=== PROBLEM DESCRIPTION ===
Across these entries, work out how many lines carry the string "Document", and give only that number.

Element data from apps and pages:
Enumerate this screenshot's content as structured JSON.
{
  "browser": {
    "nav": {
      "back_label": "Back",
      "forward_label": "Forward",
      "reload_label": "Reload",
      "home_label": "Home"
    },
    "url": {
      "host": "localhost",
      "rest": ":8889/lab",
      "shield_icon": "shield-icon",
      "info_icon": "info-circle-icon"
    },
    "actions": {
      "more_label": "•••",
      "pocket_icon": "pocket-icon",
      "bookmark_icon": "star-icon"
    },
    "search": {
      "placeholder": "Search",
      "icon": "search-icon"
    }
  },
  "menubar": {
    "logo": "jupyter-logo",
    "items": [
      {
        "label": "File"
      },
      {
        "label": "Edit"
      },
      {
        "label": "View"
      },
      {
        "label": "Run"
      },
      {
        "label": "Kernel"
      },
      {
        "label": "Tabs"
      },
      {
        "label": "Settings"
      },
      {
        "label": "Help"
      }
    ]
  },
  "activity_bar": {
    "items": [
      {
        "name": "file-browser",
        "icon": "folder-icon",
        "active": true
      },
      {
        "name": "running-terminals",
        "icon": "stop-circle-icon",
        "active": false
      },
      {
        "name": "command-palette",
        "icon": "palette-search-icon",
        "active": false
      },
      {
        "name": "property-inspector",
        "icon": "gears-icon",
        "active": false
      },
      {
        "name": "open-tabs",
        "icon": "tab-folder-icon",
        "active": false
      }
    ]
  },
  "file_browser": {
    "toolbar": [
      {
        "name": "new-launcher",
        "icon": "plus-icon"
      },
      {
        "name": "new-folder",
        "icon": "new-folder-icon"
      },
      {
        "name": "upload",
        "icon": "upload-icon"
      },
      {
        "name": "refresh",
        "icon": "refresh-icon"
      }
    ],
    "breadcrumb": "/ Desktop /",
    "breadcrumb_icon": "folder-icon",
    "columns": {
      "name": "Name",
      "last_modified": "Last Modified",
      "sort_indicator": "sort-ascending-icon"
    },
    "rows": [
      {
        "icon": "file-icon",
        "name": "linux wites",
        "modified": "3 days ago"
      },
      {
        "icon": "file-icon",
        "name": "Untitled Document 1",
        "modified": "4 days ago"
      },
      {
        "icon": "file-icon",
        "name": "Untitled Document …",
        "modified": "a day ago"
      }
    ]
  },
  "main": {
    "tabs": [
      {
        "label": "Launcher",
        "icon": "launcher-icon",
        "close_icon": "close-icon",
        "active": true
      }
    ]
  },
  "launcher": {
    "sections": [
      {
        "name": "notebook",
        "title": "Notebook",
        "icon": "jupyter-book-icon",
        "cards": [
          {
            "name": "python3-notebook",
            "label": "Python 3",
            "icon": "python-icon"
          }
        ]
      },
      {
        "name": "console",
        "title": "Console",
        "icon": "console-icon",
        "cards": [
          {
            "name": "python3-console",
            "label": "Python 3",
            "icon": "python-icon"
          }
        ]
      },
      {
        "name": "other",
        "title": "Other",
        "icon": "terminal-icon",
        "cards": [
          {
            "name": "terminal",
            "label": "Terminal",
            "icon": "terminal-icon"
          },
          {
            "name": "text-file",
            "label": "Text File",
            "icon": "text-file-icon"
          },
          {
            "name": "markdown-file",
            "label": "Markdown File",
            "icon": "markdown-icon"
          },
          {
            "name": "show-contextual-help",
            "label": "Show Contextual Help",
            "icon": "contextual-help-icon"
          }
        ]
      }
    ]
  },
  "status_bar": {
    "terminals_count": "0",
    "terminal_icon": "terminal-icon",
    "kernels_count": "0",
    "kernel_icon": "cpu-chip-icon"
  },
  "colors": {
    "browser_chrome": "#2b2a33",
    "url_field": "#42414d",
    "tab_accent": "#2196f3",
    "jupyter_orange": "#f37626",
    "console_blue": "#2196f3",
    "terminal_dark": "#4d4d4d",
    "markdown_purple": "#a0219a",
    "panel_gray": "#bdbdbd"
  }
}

=== WRITTEN RESPONSE ===
2